Exercise description
For the entries that follow, count the lines containing the string "JSON" and write only the number.

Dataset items
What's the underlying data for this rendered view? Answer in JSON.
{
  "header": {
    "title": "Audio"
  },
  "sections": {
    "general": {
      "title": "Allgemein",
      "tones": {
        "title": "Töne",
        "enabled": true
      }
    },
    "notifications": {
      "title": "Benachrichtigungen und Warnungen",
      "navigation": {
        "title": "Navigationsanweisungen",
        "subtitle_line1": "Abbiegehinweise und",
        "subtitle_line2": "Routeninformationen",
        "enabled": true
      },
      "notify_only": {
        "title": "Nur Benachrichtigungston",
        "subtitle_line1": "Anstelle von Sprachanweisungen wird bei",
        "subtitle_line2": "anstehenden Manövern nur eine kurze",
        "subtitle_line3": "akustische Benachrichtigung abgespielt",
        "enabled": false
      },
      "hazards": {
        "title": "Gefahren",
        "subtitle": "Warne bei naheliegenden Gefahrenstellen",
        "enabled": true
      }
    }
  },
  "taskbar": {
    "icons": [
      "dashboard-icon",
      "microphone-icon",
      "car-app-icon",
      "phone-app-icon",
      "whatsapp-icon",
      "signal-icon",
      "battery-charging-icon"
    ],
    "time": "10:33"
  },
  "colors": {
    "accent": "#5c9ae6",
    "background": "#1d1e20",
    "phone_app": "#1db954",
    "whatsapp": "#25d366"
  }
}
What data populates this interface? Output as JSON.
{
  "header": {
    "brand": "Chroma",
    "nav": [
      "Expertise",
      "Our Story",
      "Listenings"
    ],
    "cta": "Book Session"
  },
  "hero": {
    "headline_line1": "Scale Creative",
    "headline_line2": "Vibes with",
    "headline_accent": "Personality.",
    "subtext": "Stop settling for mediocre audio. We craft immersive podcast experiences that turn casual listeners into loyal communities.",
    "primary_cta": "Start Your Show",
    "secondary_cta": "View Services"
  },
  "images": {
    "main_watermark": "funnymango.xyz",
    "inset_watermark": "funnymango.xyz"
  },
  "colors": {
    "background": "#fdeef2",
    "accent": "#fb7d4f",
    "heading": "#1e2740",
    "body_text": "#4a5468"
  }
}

Solution to the problem
2